Article II. Historical land use cover and change and its effects on hydrological processes in the upper Reventazón River, Costa Rica

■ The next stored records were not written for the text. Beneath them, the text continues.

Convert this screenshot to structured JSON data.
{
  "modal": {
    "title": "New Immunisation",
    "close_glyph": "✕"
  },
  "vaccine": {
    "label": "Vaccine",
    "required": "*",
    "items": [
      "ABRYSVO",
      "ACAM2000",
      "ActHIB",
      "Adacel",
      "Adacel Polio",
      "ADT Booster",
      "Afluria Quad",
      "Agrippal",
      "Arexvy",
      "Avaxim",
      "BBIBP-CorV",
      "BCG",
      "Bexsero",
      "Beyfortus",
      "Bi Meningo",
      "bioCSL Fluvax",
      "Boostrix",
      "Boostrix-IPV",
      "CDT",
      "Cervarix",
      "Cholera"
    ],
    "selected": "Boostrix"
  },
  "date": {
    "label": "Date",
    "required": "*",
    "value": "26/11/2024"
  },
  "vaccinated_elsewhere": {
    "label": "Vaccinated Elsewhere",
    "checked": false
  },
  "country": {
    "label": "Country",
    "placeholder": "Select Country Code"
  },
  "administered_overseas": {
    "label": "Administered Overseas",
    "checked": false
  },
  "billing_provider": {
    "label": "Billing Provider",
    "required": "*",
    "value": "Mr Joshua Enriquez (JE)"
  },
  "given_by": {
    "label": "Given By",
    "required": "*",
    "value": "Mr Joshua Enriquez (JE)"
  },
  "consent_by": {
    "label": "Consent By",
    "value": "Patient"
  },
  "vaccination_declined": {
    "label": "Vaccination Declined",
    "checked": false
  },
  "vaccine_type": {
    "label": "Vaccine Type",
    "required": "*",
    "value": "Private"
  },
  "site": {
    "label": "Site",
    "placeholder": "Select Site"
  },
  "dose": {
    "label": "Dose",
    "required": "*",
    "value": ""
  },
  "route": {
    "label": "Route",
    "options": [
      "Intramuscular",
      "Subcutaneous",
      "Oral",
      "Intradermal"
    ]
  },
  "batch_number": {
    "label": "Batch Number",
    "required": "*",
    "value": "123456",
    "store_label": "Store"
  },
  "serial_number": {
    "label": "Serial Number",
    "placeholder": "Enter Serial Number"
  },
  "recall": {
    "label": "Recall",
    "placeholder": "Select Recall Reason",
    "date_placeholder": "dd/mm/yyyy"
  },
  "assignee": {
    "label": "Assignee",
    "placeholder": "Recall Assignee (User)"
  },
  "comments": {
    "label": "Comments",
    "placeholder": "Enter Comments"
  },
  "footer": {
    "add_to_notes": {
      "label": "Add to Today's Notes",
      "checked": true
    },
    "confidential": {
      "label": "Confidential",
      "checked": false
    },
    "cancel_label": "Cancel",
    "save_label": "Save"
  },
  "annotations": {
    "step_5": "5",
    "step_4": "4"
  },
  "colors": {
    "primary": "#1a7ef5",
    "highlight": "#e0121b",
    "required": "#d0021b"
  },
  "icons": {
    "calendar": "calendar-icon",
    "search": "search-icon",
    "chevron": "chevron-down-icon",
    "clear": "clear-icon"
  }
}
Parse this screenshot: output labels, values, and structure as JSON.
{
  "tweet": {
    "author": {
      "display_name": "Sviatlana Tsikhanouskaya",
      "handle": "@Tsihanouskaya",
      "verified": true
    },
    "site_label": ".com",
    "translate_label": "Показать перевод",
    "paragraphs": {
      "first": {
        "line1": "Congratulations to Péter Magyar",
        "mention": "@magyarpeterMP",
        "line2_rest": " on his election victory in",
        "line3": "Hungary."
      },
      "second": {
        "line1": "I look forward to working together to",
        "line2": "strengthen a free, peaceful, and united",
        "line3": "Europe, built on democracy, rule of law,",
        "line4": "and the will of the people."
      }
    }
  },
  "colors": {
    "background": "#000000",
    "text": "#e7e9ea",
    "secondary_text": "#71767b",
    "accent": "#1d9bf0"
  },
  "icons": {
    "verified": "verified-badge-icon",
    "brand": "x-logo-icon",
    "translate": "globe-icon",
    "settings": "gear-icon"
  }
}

Across the tropics, and the world, land use change has been a primary result of the development with major impacts on hydrological processes. In this study, I combined land use parameterization (e.g., forest, coffee, sugar and pasture) derived from field observations to investigate the interplay of antecedent moisture content (AMC), infiltration, surface runoff and percolation using a one-cell model. To look for similar patterns at the watershed scale, I performed a supervised land use classification of two satellite images (1986 and 1996) of the upper Reventazón watershed in Costa Rica. While minimal land use change occurred from 1986 to 1996, seven nested watersheds were classified as either forested (>85% forested) or mixed-use watersheds (<50% forested). In the one-cell modeling, at AMC of field capacity or greater, sugar and pasture initiated percolation quicker and with less cumulative rainfall than the forest and coffee at lower precipitation intensities (<3.5 cm/hr). At the wetter moisture contents in the forest and coffee, increased lateral flow (matrix and macropore) delayed the initiation of percolation. Also at the greater AMC, sugar and pasture initiated surface runoff more quickly and with less cumulative precipitation due to their lower conductivities (0.7 and 1.3 cm/hr respectively). With high precipitation intensity (10 cm/hr), surface runoff was greater in the sugar and pasture than in the forest and coffee. At the same intensity, no percolation occurred within the sugar and pasture. At the drier AMC, much more distinct differences were observed between the forest, coffee, sugar and pasture. At the drier AMC, hydrological connectivity throughout the entire soil profile was disrupted in the sugar and pasture. While the sugar and pasture initiated surface runoff quickly and with less cumulative precipitation than in the forest and pasture, percolation was delayed in the sugar and pasture due to the lower conductivities resulting in a smaller vertical flow to the deeper, soil horizons. In the forest and coffee, greater conductivities allowed for the rapid transfer of water throughout the soil profile. In general, the one-cell modeling showed that differences in surface runoff and percolation between land uses diminished with increasing moisture content and precipitation intensity. Basic hydrological analyses (Flow Duration Curves) and runoff coefficients) showed that the forested watersheds had much greater water yields with less variability than mixed-land use watersheds. However, on average, the forested watersheds also received more precipitation due to elevation and regional microclimates. Due to a good regional cover of data, but a poor temporal resolution, model results were compared to monthly discharge values within the seven watersheds. The majority of the simulations predicted discharge better than using the mean of the data. Similar results to the one-cell modeling were observed at the watershed scale with greater amounts of percolation occurring at the transition from the dry season to the wet season. Also, during the transition to the wet season, surface runoff occurred much earlier in the mixed-land use watersheds. Finally, greater percolation within the forested watersheds led to greater baseflow contribution to river discharge. Therefore, while bedrock topography may provide a quantitative depth threshold for subsurface connectivity and ultimately lateral flow, in these deep tropical soil systems, the soil and its conductivity may control the rate at which this depth is exceeded. This connection may be particularly important during the transition from dry to wet season.